Michael Larabel is the principal author of Phoronix.com and founded the web-site in 2004 with a focus on enriching the Linux hardware experience and being the largest web-site devoted to Linux hardware reviews, particularly for products relevant to Linux gamers and enthusiasts but also commonly reviewing servers/workstations and embedded Linux devices. Michael has written more than 10,000 articles covering the state of Linux hardware support, Linux performance, graphics hardware drivers, and other topics. Michael is also the lead developer of the Phoronix Test Suite, Phoromatic, and OpenBenchmarking.org automated testing software. He can be followed via and or contacted via .
Latest Linux Hardware Reviews
  1. AMD Launches New FX CPUs, Cuts Prices On Existing Processors
  2. Preview: AMD's FX-9590 Eight-Core At Up To 5.0GHz On Linux
  3. Intel Launches The Core i7 5960X, Mighty Powerful Haswell-E CPUs
  4. AMD Radeon R9 290: Gallium3D vs. Catalyst Drivers
Latest Linux Articles
  1. Ondemand vs. Performance CPU Governing For AMD FX CPUs On Linux 3.17
  2. How Intel Graphics On Linux Compare To Open-Source AMD/NVIDIA Drivers
  3. The Fastest NVIDIA GPUs For Open-Source Nouveau With Steam Linux Gaming
  4. Testing For The Latest Linux Kernel Power Regression
Latest Linux News
  1. New Group Calls For Boycotting Systemd
  2. The Features To Find With The Imminent Release Of LLVM/Clang 3.5
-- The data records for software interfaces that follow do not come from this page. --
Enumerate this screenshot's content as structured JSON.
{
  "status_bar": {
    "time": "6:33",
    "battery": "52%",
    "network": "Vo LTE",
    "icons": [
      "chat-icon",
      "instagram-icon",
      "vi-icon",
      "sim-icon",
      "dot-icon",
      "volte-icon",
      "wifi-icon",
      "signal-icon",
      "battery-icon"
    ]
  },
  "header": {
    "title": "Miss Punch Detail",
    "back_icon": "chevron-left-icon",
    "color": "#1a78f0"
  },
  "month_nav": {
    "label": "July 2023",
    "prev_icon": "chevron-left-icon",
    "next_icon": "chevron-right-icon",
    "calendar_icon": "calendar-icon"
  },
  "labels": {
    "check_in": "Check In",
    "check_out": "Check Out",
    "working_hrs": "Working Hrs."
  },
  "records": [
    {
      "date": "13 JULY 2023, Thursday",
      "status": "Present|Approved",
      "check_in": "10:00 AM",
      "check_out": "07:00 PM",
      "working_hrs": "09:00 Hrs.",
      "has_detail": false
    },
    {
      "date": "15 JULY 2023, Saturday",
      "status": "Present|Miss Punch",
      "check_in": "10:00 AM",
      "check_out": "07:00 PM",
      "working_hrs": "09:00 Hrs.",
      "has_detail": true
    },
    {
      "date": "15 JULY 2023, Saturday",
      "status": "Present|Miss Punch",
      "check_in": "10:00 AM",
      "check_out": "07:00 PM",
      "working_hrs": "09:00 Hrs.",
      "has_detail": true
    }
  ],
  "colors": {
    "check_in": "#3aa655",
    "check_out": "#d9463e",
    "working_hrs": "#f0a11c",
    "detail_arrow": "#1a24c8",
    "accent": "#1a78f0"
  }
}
  3. Borderlands 2 Is Coming To Linux
  4. The Witcher 2 Ups The Performance More & Works Around Catalyst Bug
  5. Running Gallium3D's LLVMpipe On The Eight-Core 5GHz CPU
  6. Trying Intel OpenCL On Linux For Video Encoding
  7. GSoC 2014 Yielded Some Improvements For Mesa/X.Org This Year
  8. webOS Lives On As LuneOS With New Release
  9. Marek Lands Radeon Gallium3D HyperZ Improvements
  10. Mozilla Firefox 32 Surfaces With HTML5, Developer Changes
Latest Forum Discussions
  1. Lennart Poettering Talks Up His New Linux Vision That Involves Btrfs
  2. nv and xorg.conf under Debian PPC
  3. AMD graphics doesn't work with AMD Catalyst drivers
  4. Best Radeon for a Power Mac G5?
  5. The dangers of Linux kernel development
  6. Updated and Optimized Ubuntu Free Graphics Drivers
  7. AMD Releases UVD Video Decode Support For R600 GPUs
  8. SSD seems slow